Skin-contact wine and skin-macerated wine is one of the oldest recorded winemaking processes in the world, dating back to approximately 8000 years. Originating in Georgia, the mountainous European country has been producing wine for millennia using the ancient Qveri technique, which is still used in wine-making today. Wines are bottled straight from the qveri, and no additives or chemicals are added in the wine production. Despite having a long history, orange wine has recently made a comeback with a new organic trend that has been making great waves in Bangkok, too.

Image credit: Wine Folly

Old World vs. New World

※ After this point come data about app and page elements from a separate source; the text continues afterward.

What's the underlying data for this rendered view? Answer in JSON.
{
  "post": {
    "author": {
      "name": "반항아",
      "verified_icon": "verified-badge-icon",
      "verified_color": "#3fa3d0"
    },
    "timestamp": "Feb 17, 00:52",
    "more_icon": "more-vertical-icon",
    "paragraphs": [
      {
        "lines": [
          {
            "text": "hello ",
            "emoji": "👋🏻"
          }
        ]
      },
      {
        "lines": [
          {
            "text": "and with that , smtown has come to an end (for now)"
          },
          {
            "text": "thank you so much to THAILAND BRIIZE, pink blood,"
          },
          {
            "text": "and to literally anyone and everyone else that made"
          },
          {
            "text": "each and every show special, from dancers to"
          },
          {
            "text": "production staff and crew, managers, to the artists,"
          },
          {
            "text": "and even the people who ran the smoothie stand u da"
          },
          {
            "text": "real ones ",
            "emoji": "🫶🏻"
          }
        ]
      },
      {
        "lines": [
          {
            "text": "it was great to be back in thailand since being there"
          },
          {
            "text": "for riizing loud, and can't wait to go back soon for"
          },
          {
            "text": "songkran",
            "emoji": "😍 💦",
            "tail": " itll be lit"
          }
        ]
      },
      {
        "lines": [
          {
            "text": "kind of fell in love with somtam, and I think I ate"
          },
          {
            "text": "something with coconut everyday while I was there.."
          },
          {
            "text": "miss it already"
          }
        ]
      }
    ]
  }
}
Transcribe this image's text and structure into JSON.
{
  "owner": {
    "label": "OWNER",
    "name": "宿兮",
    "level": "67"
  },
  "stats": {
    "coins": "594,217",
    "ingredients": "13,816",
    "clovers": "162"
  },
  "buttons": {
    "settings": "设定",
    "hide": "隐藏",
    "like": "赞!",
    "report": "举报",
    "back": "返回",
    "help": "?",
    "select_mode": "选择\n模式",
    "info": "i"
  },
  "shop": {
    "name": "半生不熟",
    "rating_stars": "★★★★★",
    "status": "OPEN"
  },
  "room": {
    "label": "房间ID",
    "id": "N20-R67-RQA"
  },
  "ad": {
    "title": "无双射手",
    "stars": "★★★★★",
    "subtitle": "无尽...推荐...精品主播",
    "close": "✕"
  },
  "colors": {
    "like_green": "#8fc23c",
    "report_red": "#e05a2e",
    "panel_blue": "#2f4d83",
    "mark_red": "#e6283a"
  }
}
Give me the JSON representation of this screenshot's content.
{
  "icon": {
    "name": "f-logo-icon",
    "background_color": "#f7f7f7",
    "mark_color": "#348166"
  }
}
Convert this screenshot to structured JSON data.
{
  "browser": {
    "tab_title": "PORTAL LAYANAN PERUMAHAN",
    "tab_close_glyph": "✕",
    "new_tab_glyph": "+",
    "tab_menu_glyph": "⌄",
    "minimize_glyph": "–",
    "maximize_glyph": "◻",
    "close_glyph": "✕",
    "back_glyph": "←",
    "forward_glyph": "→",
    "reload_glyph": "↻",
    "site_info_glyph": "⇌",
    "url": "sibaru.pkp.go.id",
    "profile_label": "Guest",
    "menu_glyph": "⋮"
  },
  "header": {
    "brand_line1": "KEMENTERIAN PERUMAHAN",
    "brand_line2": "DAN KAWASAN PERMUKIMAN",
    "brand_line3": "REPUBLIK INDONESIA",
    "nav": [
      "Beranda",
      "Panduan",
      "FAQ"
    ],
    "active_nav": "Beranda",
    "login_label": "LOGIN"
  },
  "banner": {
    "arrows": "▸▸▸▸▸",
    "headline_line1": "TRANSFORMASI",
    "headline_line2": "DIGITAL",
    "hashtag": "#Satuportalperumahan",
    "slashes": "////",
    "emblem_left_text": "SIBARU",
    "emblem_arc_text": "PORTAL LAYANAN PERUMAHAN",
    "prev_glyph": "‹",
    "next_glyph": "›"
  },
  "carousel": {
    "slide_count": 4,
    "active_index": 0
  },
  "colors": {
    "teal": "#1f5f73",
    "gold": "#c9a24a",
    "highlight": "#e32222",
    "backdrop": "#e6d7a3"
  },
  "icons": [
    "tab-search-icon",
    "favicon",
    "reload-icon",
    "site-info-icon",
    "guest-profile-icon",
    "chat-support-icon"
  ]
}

Old World wines are meant to be from countries or regions where winemaking first originated (including vitas vinifera grapes). This essentially refers to Europe. The old world is all about vintage wines that are grown in a cooler climate, have a lower level of alcohol, and their aging is longer. Some of the countries include France, Italy, Spain, Portugal, Greece, Australia, Germany, and Turkey. 

New World wines are considered to be countries or regions where winemaking has been imported during or after the age of exploration, largely outside of Europe. The new world wine is made with technology under a warmer climate, with a higher content of alcohol with the extra fruitiness, giving it a shorter aging potential. Some of the countries from new world wine include the United States, Australia, Chile, Argentina, and even China, India, and Japan. 

Natural vs. Conventional

Natural wines primed in France during the 1980s, when the term ‘vin natural’ really came into being. This process involves natural fermentation with minimal intervention in its viticulture process. Independent wineries ensure that there are no enzymes, sugars, or oak chips added to its natural flavour. The time it spends in the cellar is also longer. You’ll often find natural orange wine in Fruili, Italy, and Slovenia. 

Our advice? Try the first orange wine of Thailand from Kao Yai from GranMonte Asok Valley that will give you a taste of natural wine in Thailand. As for conventional wines, technology is used to adjust the level of sulphites and commercial yeasts to speed up the production. 

When is the right temperature to make it and drink it?

According to Giulio Saverino, sommelier at About Eatery, the perfect temperature to produce wine is a hot day with a cold night to balance the sugar and acidic level of the wine. What this means for drinking? Sip it when it’s slightly warmer than a classic white wine, but cooler than a red. Orange wine is all about that fine balance between the two.

Why not get a taste of some of the most renowned orange wines? Bangkok’s first natural wine bar, About Eatery, is hosting Orange Wine Week from 18-24 November 2019. The first-ever Thai natural orange wine, 2019 GranMonte Elements Chenin Blance, was first popped open on 18th November, introducing all of us to a taste of local orange wine. Not just that; try over 30 orange wines by glass or bottle with specially-curated small plates as a pairing menu. You can also learn a thing or two from the sommelier himself, Giulio Saverino, who will be uncover everything you want to know about orange wine.

Alisha Pawa
Alisha is a passionate dancer and is always creating her own choreographies. She is a fan of rom-com novels, a coffee-drinker who loves tea, and is always on-the-go for her midnight chocolate cravings. She hopes to tick-off her never-ending bucket list one day by hosting her own travel show.